Beginning June 1, the Rev. James Morrison will take over as temporary administrator for Holy Family Parish in Lewiston, while its priest, the Rev. Claude Gendreau, is away on medical leave.

Then, on Sept. 1, Morrison will move to a permanent role in Auburn, where he will serve as an assistant administrator to the city’s three Catholic parishes and churches in Mechanic Falls and Norway.

It’s all part of a shake-up that’s scheduled to continue until at least 2010, said Sue Bernard, spokeswoman for Maine’s Catholic churches.

The problem is that Maine’s priests are aging. More are retiring than are entering the diocese. By 2010, the number of active diocesan priests is forecast to fall by 20, from the 85 now to 65.

“We’ve seen this coming, Bernard said. “When you lose even one, the dominoes start falling.”

On Monday, her office issued details of new priest assignments to dozens of southern and central Maine churches. They also listed the retirement of priests in Falmouth, Limerick and Kittery.

Two more waves of assignments are expected to be announced in the coming weeks, Bernard said.

“We’re trying to get these people in place as the vacancies occur,” Bernard said.

Rev. Morrison, who has served as the pastor at St. Maximilian Kolbe in Scarborough for six years, was moved to make room for the consolidation of pastors at his church and St. Bartholomew in Cape Elizabeth.

In Auburn, he’ll replace the Rev. Kevin Martin, who plans to begin studies in the fall at the Pontifical University of St. Thomas Aquinas in Rome. Martin, who was ordained in 2003, plans to complete a master’s degree in moral theology.

Martin serves all three of Auburn’s Catholic parishes – Sacred Heart, St. Louis and St. Philip – and Our Lady of Ransom in Mechanic Falls and St. Catherine in Norway.

There’s no telling how long any priest will stay at his new assignment, Bernard said.

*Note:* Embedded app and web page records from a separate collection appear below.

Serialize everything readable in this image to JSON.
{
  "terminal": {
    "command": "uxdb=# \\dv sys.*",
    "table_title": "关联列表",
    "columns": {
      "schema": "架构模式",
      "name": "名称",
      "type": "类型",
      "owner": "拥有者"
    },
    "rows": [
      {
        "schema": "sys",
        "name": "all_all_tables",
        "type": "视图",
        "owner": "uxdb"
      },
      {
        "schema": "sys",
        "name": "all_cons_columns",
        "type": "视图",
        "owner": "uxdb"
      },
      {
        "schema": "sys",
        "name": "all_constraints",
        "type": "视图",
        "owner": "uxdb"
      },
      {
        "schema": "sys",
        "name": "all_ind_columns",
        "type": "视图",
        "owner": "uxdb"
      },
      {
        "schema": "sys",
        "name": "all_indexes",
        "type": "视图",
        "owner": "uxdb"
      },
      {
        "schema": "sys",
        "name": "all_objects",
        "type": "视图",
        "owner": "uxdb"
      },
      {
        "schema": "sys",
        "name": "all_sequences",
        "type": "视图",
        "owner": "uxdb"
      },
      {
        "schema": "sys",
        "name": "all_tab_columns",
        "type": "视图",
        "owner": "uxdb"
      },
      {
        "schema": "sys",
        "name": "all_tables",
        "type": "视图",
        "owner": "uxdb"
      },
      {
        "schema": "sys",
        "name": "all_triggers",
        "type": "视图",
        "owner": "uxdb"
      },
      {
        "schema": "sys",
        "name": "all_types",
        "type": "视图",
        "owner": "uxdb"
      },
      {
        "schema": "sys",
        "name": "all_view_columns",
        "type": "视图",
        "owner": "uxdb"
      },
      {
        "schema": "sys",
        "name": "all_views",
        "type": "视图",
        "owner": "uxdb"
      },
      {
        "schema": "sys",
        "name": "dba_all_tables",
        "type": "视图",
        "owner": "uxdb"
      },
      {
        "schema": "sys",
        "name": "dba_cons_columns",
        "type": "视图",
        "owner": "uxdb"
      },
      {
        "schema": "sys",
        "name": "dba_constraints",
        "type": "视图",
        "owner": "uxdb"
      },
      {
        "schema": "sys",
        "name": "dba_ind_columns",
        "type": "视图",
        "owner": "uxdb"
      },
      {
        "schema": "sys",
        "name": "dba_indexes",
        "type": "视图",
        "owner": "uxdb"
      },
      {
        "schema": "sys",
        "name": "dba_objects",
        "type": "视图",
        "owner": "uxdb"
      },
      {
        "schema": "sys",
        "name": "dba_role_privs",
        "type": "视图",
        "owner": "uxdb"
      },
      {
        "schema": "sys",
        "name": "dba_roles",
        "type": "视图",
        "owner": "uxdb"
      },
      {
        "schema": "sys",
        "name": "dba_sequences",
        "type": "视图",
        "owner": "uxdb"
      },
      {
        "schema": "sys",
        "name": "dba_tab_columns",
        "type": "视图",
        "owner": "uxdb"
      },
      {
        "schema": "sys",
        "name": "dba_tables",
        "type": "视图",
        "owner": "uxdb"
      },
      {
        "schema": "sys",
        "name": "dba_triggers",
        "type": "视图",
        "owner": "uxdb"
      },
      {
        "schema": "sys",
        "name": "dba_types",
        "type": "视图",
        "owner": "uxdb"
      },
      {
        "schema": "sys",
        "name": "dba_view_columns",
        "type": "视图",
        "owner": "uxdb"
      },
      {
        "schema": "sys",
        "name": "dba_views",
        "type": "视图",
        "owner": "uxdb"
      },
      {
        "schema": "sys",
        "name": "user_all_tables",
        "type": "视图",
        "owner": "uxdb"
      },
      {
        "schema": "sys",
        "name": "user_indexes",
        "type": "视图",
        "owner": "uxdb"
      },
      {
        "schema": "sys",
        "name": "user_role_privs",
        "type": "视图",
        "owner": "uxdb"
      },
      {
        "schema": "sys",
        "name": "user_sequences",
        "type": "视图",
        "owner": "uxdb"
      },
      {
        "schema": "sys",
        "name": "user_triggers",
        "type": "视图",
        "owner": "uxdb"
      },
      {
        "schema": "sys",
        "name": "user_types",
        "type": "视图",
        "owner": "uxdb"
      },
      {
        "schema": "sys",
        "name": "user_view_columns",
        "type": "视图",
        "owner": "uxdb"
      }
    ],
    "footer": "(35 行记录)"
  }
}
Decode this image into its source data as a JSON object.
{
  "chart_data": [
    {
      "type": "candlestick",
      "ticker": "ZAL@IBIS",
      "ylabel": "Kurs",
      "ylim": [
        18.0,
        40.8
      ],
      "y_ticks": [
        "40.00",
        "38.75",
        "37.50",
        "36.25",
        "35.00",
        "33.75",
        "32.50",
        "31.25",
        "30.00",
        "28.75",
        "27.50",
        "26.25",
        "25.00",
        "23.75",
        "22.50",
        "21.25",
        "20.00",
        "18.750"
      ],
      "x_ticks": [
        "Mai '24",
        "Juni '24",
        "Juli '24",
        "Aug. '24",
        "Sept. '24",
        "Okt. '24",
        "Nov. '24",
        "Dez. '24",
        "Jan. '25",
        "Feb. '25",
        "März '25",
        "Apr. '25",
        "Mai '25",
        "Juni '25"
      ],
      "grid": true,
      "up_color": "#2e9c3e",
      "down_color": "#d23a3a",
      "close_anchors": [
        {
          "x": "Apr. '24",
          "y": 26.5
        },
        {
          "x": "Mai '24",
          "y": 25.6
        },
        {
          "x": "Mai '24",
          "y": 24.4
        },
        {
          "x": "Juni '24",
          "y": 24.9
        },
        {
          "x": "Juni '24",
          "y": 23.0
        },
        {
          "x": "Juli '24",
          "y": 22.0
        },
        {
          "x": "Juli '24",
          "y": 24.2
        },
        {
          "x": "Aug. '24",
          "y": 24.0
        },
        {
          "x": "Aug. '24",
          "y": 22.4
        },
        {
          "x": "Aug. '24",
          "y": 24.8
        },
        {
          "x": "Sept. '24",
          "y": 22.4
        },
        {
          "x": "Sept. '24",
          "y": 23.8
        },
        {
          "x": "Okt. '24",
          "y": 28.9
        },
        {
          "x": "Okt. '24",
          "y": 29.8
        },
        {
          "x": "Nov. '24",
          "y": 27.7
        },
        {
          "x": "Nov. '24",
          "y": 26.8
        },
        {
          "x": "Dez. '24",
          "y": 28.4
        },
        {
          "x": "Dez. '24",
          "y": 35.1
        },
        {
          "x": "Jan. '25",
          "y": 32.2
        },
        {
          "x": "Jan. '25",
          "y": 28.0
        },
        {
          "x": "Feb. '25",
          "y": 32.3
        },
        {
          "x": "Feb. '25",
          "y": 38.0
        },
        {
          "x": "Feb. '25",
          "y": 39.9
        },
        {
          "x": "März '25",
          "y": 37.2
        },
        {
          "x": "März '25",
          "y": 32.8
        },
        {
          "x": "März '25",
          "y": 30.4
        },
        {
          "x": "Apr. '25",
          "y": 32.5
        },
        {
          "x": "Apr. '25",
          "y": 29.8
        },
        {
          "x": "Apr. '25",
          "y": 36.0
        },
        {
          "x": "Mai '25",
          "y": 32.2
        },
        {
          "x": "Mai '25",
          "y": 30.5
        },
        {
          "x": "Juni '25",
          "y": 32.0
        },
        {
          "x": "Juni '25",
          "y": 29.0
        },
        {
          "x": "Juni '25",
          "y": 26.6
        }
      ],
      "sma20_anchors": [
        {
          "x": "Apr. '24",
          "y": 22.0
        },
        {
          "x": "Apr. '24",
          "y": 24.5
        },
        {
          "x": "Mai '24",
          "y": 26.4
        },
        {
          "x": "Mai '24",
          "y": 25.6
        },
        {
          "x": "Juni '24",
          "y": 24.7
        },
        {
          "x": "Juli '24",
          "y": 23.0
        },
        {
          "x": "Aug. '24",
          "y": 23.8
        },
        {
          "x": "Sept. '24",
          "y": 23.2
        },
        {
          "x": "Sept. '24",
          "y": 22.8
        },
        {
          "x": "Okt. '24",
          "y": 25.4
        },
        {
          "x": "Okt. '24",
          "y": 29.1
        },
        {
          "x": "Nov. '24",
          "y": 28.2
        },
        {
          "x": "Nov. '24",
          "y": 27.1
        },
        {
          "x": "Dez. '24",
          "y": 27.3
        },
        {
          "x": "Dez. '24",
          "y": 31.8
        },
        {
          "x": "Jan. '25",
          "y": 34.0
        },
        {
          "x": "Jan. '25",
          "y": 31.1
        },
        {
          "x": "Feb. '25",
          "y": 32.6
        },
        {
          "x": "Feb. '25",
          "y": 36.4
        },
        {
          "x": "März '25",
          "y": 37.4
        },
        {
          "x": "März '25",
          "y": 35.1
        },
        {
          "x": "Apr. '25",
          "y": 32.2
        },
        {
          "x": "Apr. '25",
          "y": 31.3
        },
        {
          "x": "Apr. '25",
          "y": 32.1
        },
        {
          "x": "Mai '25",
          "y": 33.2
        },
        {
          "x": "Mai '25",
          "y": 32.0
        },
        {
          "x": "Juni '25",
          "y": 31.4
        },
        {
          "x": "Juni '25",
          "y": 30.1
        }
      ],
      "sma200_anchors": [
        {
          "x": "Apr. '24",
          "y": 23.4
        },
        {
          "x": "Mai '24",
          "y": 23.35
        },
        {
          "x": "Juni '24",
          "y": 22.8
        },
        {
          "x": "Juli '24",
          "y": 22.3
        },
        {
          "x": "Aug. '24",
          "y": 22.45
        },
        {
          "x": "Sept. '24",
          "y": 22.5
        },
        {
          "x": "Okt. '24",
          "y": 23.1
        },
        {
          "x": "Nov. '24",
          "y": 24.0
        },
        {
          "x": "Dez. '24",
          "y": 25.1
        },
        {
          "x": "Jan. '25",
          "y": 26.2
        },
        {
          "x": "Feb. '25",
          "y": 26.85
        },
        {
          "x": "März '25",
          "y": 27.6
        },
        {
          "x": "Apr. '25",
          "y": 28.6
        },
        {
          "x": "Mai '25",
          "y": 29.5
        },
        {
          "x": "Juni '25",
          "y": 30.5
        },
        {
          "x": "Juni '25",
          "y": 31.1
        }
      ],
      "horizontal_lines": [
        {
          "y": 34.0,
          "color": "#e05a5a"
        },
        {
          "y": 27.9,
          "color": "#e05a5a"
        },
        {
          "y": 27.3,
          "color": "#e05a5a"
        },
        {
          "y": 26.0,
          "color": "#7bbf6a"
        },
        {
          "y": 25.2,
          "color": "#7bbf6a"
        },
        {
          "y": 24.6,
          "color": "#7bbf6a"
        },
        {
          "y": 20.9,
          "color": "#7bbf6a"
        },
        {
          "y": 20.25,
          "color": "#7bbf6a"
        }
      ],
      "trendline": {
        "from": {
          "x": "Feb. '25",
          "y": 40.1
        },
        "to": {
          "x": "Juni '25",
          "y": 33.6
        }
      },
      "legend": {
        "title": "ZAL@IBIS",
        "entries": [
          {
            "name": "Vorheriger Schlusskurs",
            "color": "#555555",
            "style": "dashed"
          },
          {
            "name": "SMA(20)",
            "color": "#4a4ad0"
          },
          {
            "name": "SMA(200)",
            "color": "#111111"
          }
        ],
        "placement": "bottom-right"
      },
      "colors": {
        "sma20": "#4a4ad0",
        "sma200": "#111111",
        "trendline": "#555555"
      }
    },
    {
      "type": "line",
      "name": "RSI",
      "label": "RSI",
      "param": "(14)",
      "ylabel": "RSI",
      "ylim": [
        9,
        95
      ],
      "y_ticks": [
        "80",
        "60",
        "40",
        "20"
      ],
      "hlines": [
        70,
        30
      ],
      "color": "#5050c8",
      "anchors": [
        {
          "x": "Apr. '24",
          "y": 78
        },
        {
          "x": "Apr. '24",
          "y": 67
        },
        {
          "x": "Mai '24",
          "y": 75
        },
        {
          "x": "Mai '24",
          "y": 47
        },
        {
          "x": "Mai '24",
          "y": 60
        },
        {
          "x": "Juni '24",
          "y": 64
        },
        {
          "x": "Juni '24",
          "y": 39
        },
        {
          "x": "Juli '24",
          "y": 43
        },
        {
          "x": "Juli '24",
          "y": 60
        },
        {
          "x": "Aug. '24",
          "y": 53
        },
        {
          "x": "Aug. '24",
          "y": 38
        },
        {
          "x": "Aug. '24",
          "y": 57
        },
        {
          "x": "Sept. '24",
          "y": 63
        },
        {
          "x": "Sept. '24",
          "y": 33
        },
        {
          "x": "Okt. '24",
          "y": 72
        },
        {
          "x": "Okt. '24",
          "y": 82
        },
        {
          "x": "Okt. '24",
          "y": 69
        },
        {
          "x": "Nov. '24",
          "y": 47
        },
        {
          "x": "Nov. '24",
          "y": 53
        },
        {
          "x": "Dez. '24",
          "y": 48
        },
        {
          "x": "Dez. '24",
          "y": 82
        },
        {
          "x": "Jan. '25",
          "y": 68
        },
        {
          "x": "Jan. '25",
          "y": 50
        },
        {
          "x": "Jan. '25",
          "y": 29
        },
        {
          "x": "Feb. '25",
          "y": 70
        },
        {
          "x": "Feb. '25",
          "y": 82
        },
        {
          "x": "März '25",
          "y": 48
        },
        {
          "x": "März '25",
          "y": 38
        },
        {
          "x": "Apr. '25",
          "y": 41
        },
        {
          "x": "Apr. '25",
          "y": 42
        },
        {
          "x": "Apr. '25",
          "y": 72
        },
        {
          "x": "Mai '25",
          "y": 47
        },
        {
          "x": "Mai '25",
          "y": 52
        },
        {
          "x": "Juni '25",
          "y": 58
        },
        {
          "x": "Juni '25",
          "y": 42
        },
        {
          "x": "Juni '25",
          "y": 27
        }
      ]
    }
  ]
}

Until recently, most assignments lasted either six or nine years.

“Catholic parishioners are used to some changes,” Bernard said. “This time, I can’t say that there is a pattern. We’re doing the best we can.”